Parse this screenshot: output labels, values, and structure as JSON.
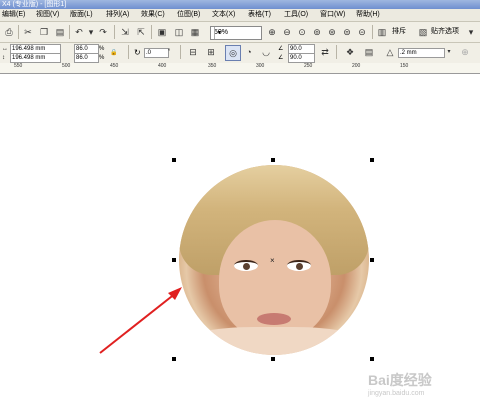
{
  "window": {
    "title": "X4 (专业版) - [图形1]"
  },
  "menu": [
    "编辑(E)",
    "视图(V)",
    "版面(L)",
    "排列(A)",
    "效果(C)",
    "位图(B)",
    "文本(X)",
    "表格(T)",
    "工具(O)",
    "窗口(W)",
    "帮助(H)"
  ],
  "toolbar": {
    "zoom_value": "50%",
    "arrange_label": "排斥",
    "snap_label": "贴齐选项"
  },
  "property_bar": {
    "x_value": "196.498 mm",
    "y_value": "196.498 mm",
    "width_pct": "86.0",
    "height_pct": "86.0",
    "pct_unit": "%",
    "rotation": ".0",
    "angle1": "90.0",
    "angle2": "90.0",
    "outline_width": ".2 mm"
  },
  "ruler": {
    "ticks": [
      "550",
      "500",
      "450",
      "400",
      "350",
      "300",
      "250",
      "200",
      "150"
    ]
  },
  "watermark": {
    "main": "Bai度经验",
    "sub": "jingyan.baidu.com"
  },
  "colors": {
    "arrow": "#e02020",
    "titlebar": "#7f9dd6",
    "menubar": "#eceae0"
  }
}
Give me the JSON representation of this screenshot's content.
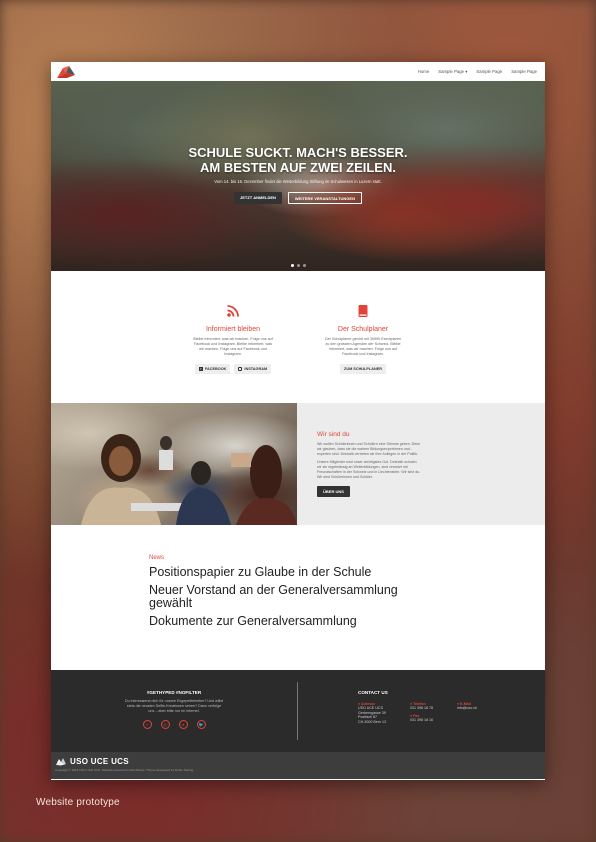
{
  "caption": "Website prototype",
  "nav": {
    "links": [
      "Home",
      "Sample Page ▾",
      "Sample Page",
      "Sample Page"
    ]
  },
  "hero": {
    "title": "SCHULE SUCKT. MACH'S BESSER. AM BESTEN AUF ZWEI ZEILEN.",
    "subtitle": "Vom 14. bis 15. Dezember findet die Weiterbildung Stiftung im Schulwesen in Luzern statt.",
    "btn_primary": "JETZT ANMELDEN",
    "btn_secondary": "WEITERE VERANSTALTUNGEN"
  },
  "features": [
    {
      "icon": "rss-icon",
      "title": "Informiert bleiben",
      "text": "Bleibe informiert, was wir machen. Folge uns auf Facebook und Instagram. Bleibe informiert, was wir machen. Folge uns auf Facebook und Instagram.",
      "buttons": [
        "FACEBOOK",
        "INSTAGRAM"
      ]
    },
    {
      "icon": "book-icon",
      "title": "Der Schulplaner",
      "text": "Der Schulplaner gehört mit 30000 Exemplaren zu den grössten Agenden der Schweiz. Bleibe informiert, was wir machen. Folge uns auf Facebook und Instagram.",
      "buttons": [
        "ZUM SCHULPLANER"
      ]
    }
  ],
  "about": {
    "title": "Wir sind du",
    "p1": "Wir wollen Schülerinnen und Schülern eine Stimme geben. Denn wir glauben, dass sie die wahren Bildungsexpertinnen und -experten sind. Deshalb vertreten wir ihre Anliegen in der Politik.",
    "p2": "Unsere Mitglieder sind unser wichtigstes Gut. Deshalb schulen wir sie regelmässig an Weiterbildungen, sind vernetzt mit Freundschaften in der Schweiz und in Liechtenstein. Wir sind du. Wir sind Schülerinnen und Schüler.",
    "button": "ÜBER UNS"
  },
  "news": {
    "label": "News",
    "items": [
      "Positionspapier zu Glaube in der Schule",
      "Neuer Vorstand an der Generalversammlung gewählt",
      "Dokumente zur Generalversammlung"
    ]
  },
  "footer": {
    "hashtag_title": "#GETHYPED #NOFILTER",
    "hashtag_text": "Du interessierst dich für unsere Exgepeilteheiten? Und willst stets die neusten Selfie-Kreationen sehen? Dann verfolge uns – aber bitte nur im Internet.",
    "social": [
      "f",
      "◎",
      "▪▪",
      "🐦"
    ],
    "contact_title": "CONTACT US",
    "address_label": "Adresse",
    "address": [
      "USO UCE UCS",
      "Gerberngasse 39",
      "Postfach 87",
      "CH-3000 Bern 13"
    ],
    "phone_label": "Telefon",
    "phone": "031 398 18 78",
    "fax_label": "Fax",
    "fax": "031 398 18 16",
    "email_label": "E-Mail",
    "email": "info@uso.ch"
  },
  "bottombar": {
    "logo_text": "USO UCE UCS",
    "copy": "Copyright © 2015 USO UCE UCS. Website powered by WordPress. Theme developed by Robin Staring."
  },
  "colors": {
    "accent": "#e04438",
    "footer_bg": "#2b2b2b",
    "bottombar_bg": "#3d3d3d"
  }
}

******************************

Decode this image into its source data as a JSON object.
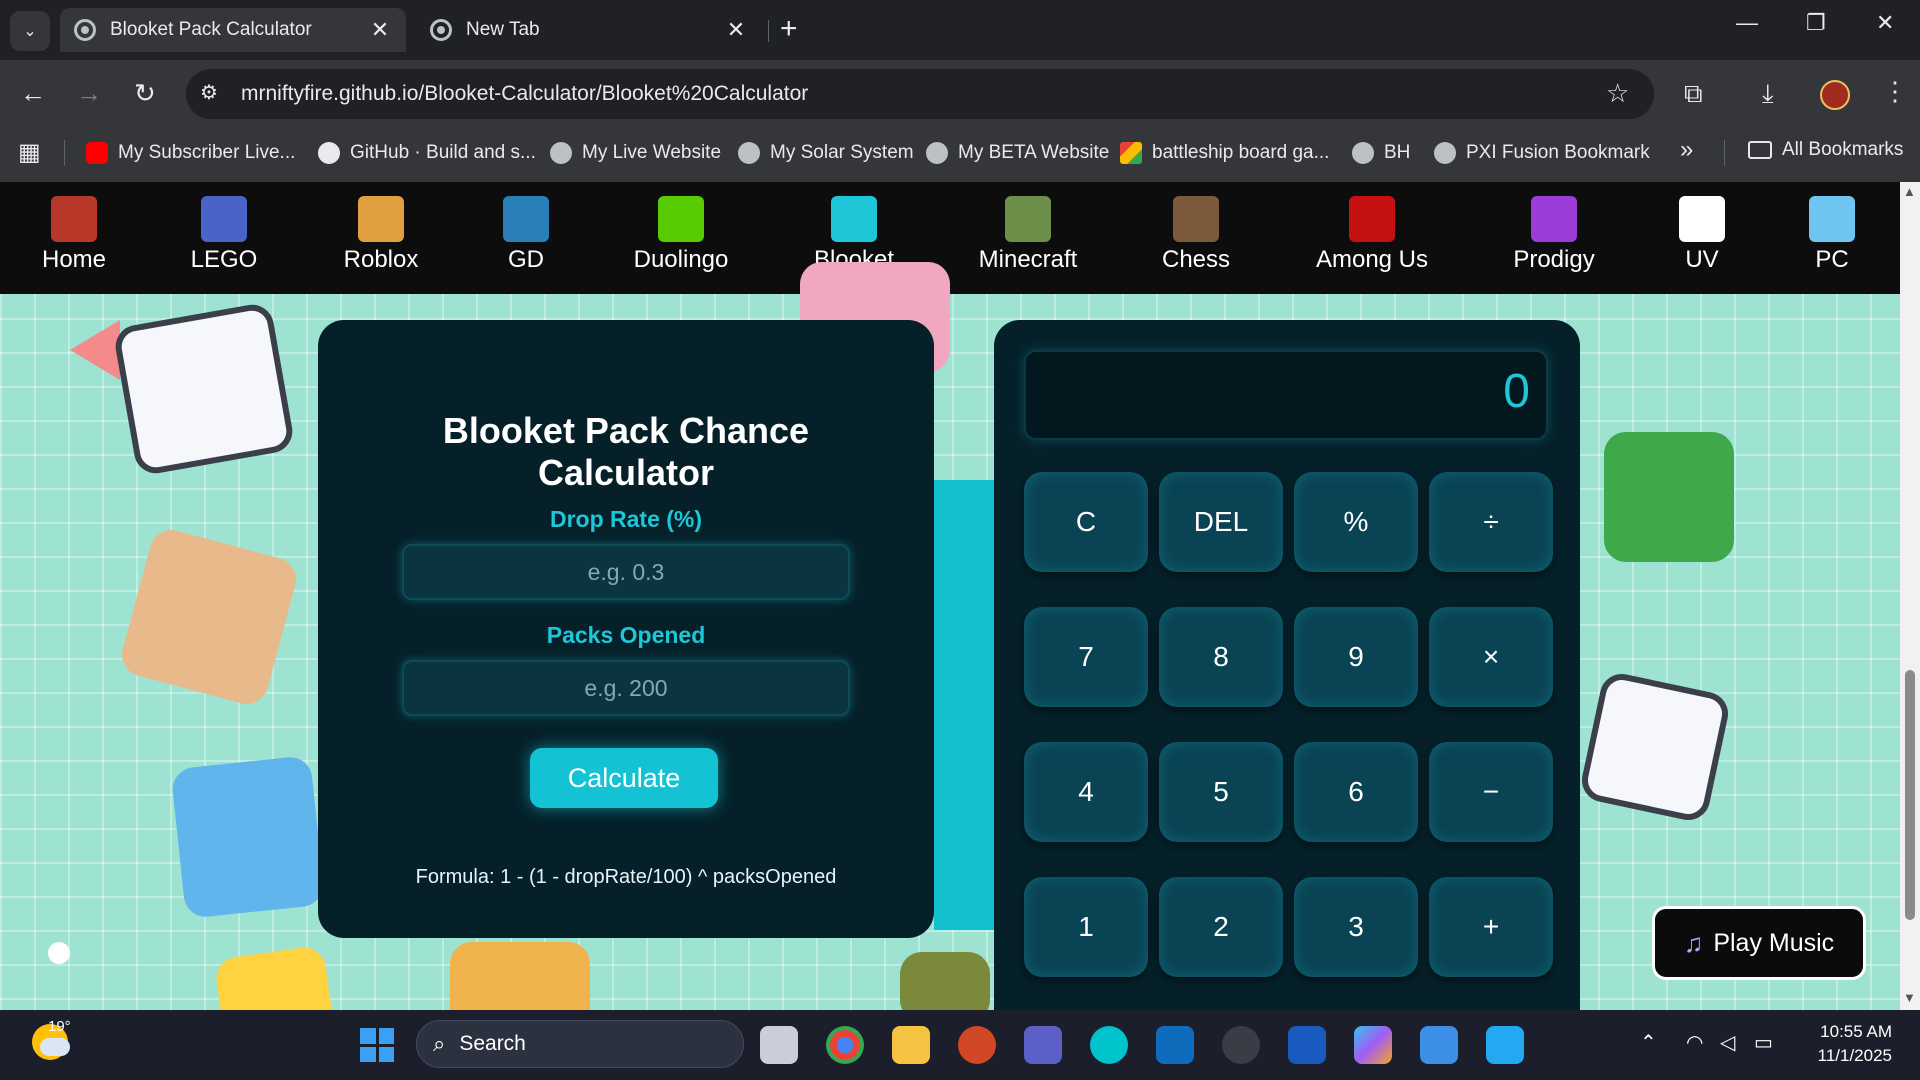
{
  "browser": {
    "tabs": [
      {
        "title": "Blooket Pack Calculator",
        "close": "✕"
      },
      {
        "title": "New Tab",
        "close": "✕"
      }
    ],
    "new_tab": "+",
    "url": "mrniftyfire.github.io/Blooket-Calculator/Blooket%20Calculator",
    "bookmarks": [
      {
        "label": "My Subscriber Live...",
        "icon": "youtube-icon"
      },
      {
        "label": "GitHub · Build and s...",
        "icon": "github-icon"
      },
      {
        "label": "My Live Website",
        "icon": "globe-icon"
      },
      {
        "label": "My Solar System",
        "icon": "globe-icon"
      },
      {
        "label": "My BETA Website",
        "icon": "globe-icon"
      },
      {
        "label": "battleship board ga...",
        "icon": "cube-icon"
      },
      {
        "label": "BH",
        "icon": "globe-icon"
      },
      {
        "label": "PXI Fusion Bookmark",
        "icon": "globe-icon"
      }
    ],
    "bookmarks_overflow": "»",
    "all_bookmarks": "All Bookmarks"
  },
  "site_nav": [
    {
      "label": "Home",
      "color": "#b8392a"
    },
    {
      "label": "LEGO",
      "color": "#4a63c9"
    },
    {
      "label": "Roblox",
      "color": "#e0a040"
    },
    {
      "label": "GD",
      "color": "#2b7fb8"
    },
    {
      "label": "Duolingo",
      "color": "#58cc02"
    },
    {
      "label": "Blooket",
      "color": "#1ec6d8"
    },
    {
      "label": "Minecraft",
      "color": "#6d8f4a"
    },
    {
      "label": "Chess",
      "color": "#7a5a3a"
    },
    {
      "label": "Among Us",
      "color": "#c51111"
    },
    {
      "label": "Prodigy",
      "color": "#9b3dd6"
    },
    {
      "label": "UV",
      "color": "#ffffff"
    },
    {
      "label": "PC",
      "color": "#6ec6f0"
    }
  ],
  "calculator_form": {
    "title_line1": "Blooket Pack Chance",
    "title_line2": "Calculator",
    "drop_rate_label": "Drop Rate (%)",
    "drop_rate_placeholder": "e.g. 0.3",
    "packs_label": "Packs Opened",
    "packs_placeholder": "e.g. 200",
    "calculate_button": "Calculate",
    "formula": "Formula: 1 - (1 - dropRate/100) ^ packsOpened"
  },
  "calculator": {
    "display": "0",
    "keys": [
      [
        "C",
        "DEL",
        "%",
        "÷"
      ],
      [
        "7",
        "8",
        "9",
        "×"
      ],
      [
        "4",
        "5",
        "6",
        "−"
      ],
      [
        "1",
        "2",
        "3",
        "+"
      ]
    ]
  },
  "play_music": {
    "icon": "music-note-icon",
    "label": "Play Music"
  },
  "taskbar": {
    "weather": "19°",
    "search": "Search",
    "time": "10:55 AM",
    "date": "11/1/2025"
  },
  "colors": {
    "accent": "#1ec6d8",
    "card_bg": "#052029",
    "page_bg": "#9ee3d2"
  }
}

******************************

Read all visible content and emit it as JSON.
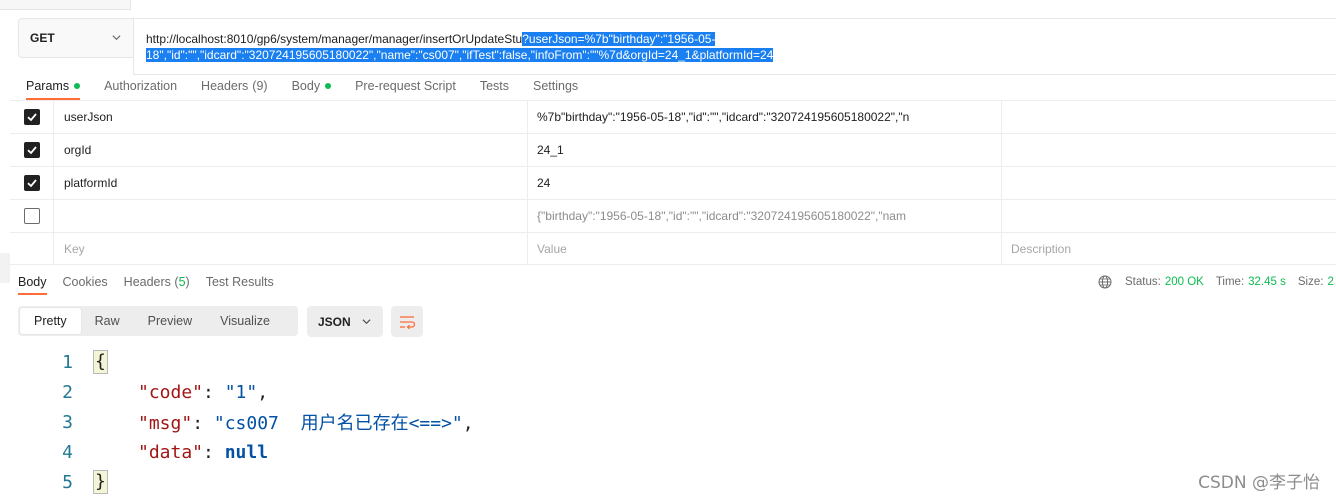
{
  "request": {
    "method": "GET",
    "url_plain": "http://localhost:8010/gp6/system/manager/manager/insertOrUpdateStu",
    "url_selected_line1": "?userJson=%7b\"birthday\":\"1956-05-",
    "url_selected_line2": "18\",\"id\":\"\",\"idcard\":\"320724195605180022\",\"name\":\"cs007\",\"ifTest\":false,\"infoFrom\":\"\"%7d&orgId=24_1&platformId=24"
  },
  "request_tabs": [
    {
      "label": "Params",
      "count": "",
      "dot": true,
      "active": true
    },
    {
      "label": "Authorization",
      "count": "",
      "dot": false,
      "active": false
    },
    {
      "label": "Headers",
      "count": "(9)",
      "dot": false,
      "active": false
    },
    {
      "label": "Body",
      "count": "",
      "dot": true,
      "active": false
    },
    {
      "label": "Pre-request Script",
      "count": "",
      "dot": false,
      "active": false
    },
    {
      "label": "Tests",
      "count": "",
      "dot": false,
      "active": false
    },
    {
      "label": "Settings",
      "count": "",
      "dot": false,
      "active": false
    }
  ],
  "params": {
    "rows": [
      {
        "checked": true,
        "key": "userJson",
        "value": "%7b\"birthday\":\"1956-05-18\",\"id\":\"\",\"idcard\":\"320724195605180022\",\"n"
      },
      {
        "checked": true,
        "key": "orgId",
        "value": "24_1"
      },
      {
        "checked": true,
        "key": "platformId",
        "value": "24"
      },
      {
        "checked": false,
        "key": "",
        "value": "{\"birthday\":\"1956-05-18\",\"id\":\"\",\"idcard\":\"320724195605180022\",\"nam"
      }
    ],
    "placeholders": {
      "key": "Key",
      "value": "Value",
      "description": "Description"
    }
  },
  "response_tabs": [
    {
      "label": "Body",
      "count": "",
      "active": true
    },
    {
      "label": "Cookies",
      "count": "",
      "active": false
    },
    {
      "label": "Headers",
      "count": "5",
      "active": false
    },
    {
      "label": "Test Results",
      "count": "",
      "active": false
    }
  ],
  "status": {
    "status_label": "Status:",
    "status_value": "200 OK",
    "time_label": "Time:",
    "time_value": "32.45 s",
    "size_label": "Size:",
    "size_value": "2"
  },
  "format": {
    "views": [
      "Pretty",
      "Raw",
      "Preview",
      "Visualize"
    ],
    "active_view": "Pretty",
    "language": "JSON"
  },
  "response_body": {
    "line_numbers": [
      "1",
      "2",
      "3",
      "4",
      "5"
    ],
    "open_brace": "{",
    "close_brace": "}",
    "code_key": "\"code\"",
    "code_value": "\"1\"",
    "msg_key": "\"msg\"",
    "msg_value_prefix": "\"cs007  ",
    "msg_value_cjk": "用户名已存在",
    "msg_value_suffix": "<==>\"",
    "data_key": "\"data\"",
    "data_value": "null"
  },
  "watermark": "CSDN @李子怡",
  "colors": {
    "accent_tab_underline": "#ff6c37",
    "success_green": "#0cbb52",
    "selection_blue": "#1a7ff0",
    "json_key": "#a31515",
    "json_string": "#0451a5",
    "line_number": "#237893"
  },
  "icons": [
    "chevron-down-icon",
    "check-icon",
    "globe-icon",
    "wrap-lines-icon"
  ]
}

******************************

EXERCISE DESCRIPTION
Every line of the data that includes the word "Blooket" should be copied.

SOLUTION
        "title": "Blooket Pack Calculator",
    "url": "mrniftyfire.github.io/Blooket-Calculator/Blooket%20Calculator",
      "label": "Blooket",
    "title_line1": "Blooket Pack Chance",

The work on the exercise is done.